Household Indebtedness and Economic Growth (Empirical Analysis)
One important aspect of the resulting indebtedness in full-fledged market economies is the mutual influence between different economic sectors. Therefore, alongside the government indebtedness, one must take into account also the debts of private agents, especially of households and non-financial corporations. In this paper our effort is concentrated on the household sector, especially the impacts on economic growth. We have gathered data for the time period 1995-2010 for the sample of 17 European OECD countries. The main descriptive statistics reveal high and still increasing indebtedness (ratio on the net disposable income) especially in Denmark, The Netherlands, Norway and Sweden and still low indebtedness in postsocialist countries. In panel regressions (fixed effects) we add loans as another explanatory variable into growth equation and examine the impacts on the growth rate of real GDP. The main result shows that a 10 percentage point increase in the ratio of household loans to the net disposable income is associated with about 30 basis point reduction in lagged economic growth. More profound looks give the study of both cross-specific and period-specific coefficients. Last but not least we have examined more homogenous panel of 13 countries putting aside 4 postsocialist countries.
Volume (Year): 2012 (2012)
Issue (Month): 3 ()
|Contact details of provider:|| Postal: nam. W. Churchilla 4, 130 67 Praha 3|
Phone: (02) 24 09 51 11
Fax: (02) 24 22 06 57
Web page: http://www.vse.cz/
More information through EDIRC
|Order Information:|| Postal: European Financial and Accounting Journal, University of Economics, Prague, nám. W. Churchilla 4, 130 67 Prague 3, Czech Republic|
Web: http://www.vse.cz/efaj/ Email:
References listed on IDEAS
Please report citation or reference errors to , or , if you are the registered author of the cited work, log in to your RePEc Author Service profile, click on "citations" and make appropriate adjustments.:
- Xavier Sala-i-Martin, 1994.
"Cross-sectional regressions and the empirics of economic growth,"
Economics Working Papers
79, Department of Economics and Business, Universitat Pompeu Fabra.
- Sala-i-Martin, Xavier, 1994. "Cross-sectional regressions and the empirics of economic growth," European Economic Review, Elsevier, vol. 38(3-4), pages 739-747, April.
- Lawrence J. Christiano & Martin Eichenbaum & Charles Evans, 1994.
"The effects of monetary policy shocks: evidence from the Flow of Funds,"
Working Paper Series, Macroeconomic Issues
94-2, Federal Reserve Bank of Chicago.

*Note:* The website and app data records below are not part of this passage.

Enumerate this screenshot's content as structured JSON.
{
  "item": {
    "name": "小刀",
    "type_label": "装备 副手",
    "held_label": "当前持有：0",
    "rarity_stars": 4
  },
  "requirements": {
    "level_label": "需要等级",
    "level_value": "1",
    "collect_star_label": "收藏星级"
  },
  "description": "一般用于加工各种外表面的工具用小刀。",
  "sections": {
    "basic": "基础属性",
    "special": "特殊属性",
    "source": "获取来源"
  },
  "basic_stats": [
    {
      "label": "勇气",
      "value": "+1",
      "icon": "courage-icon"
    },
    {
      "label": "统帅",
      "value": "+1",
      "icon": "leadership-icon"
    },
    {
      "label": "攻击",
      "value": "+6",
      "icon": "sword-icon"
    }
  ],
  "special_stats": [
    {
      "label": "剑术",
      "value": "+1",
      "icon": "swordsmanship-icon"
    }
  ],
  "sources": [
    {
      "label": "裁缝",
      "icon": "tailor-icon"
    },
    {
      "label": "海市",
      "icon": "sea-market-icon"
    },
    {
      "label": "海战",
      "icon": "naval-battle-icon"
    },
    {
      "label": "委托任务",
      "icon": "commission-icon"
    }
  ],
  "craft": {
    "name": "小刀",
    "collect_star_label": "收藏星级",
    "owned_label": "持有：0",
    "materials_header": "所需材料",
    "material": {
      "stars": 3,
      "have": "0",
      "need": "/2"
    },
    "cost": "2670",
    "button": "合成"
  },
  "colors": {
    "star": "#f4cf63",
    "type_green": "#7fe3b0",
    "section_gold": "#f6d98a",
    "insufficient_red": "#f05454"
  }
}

- Lawrence J. Christiano & Martin Eichenbaum & Charles Evans, 1994. "The effects of monetary policy shocks: evidence from the flow of funds," Proceedings, Federal Reserve Bank of Dallas, issue Apr.
- Christiano, Lawrence J & Eichenbaum, Martin & Evans, Charles, 1996. "The Effects of Monetary Policy Shocks: Evidence from the Flow of Funds," The Review of Economics and Statistics, MIT Press, vol. 78(1), pages 16-34, February.
- Judson, Ruth A. & Owen, Ann L., 1999. "Estimating dynamic panel data models: a guide for macroeconomists," Economics Letters, Elsevier, vol. 65(1), pages 9-15, October.
- Kneller, Richard & Bleaney, Michael F. & Gemmell, Norman, 1999. "Fiscal policy and growth: evidence from OECD countries," Journal of Public Economics, Elsevier, vol. 74(2), pages 171-190, November.
- Bas B. Bakker & Giovanni Dell'Ariccia & Luc Laeven & JÃ©rÃ´me Vandenbussche & Deniz Igan & Hui Tong, 2012. "Policies for Macrofinancial Stability: How to Deal with Credit Booms," IMF Staff Discussion Notes 12/06, International Monetary Fund.
When requesting a correction, please mention this item's handle: RePEc:prg:jnlefa:v:2012:y:2012:i:3:id:3:p:10-32. See general information about how to correct material in RePEc.
For technical questions regarding this item, or to correct its authors, title, abstract, bibliographic or download information, contact: (Frantisek Sokolovsky)
If references are entirely missing, you can add them using this form.